In 1997, Ontario introduced a provincial funding formula for education, with the goal of making education funding more equitable across the province. Many adjustments have been made to the formula since 1997, but the basic structure remains the same.
How education is funded in Ontario
Per pupil funding
Much of education funding is tied to enrolment.
Funding for classroom teachers, education assistants, textbooks and learning materials, classroom supplies, technology, library and guidance services, and professional and para-professional supports is allocated on a per pupil basis. (e.g. for every 763 elementary students, the province provides funding for one teacher-librarian).
Funding to heat, light, maintain and repair schools also depends, for the most part, on student numbers. There is funding to maintain 104 square feet per elementary student, 130 square feet per secondary student and 100 square feet per adult education student.
While a proportion of boards’ funding is based on numbers of students, there are other grants (Special Education, English or French language support, Transportation, Declining Enrolment, Learning Opportunities etc.) added to the “per pupil” base .
Per pupil funding is not meant to be equal, as different boards have different needs. But it is meant to provide equal educational opportunities for all students.
Where are the funding decisions made?
The province provides funding to school boards based on a number of factors, including the number of students in a board, the number of schools, the percentage of high needs special education students, the number of students who have either English or French as their second language, and a board’s unique geographical needs (a high number of small schools, very far apart, for example).

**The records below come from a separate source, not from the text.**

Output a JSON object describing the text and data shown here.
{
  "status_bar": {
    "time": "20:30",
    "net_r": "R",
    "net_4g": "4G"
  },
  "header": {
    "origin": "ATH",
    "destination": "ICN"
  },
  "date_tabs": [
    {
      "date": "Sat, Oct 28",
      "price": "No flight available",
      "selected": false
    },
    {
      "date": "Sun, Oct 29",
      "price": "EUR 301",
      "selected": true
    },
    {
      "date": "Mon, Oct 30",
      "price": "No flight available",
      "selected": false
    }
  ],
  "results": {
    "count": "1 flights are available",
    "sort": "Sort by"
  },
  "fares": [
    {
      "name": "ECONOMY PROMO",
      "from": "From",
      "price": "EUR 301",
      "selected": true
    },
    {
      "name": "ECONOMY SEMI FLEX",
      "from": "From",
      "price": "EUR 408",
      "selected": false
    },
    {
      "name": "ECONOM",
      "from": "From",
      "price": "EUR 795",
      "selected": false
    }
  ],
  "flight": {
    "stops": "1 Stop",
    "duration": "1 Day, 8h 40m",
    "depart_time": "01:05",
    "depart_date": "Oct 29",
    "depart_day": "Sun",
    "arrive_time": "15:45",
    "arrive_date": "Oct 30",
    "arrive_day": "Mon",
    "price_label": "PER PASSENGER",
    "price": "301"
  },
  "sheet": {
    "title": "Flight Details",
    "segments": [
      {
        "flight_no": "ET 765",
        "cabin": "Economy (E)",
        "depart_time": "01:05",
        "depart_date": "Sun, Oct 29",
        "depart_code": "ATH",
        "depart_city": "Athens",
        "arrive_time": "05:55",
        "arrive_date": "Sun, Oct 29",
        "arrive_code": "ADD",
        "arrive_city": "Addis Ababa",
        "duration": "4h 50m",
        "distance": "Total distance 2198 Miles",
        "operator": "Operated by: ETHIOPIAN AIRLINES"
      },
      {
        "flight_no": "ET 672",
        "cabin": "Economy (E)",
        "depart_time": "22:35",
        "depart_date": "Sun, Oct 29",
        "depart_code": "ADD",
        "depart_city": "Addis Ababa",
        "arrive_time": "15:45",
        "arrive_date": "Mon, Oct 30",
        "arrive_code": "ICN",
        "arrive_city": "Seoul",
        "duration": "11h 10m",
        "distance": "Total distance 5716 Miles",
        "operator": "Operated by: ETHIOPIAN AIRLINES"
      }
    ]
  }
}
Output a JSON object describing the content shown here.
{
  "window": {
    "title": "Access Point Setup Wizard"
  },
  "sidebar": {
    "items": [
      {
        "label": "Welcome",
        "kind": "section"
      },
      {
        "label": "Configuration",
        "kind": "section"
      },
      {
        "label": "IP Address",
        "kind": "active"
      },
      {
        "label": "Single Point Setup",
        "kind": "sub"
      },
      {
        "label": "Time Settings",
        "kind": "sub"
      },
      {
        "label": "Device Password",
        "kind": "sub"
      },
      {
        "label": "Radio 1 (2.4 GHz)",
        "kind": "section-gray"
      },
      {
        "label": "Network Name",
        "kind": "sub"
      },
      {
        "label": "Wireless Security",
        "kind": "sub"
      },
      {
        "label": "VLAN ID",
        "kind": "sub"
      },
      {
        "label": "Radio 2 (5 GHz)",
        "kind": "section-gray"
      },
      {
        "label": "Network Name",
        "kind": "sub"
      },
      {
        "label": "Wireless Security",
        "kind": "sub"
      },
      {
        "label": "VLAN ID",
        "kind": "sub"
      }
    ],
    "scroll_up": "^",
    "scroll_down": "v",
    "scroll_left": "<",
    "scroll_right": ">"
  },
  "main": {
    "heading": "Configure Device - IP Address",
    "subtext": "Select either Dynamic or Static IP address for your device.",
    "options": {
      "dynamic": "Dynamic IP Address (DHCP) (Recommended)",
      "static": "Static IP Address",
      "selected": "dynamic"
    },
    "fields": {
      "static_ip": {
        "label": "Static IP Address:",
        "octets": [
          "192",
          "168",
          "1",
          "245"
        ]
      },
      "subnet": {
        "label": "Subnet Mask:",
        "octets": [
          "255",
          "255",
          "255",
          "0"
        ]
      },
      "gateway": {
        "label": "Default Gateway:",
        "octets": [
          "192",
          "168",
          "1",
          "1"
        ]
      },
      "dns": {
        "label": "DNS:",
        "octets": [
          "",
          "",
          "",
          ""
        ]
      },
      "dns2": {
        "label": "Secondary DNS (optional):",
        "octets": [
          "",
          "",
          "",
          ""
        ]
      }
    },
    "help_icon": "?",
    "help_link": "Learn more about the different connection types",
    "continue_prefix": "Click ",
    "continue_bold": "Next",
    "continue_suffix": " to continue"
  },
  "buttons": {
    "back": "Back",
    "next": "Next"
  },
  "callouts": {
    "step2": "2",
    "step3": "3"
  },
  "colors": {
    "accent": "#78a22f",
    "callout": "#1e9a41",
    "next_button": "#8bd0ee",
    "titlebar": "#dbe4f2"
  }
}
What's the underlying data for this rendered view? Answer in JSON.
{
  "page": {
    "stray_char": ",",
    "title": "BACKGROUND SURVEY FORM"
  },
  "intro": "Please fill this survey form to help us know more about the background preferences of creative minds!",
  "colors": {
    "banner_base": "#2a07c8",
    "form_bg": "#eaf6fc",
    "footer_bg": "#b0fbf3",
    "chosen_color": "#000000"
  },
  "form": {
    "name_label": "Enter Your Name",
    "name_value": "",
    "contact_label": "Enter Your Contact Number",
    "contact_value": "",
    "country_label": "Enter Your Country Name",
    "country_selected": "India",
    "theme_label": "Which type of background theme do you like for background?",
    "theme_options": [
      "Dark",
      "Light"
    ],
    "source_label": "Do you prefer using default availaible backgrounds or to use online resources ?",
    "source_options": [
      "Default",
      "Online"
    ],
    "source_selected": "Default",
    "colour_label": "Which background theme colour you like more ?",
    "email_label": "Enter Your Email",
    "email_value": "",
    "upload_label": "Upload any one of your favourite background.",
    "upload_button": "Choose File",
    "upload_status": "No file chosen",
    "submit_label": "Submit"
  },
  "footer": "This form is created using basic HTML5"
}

Most funding can be moved from one category to another, which means that many funding decisions are made at the board level. There are a few exceptions, where funding may not be moved. The province refers to this funding as “enveloped”. Funding for special education, for student achievement in the Learning Opportunities Grant, and for capital expenditures, is enveloped and cannot be spent for other purposes.
The Ministry of Education announces revisions to education funding and the amounts that school boards will receive in the spring of each year.
The school board
School boards make decisions about individual school budgets, and determine criteria for things like the number of students a school must have in order to get teacher-librarians, vice-principals, or full-time principals. Boards distribute funding for teachers depending on the number of students and, in some cases, depending on the number of students who might struggle to succeed – either because of socio-economic or ethno-racial factors, or because they have special education needs. Boards also decide which schools should stay open and which should close, and how many custodians, secretaries, and educational assistants each school will get.
Principals receive a budget for the school from the school board. They make decisions about school maintenance and repairs within that budget, and about the distribution of teachers and class sizes (within Ministry of Education criteria). They decide how to allocate educational assistants, and whether their school can have staff such as a teacher-librarian, a music teacher or department heads.
Principals also make decisions on fees and, with the school council, decide where fundraised money will be spent.
For more information on education funding, visit the Ministry’s education funding page.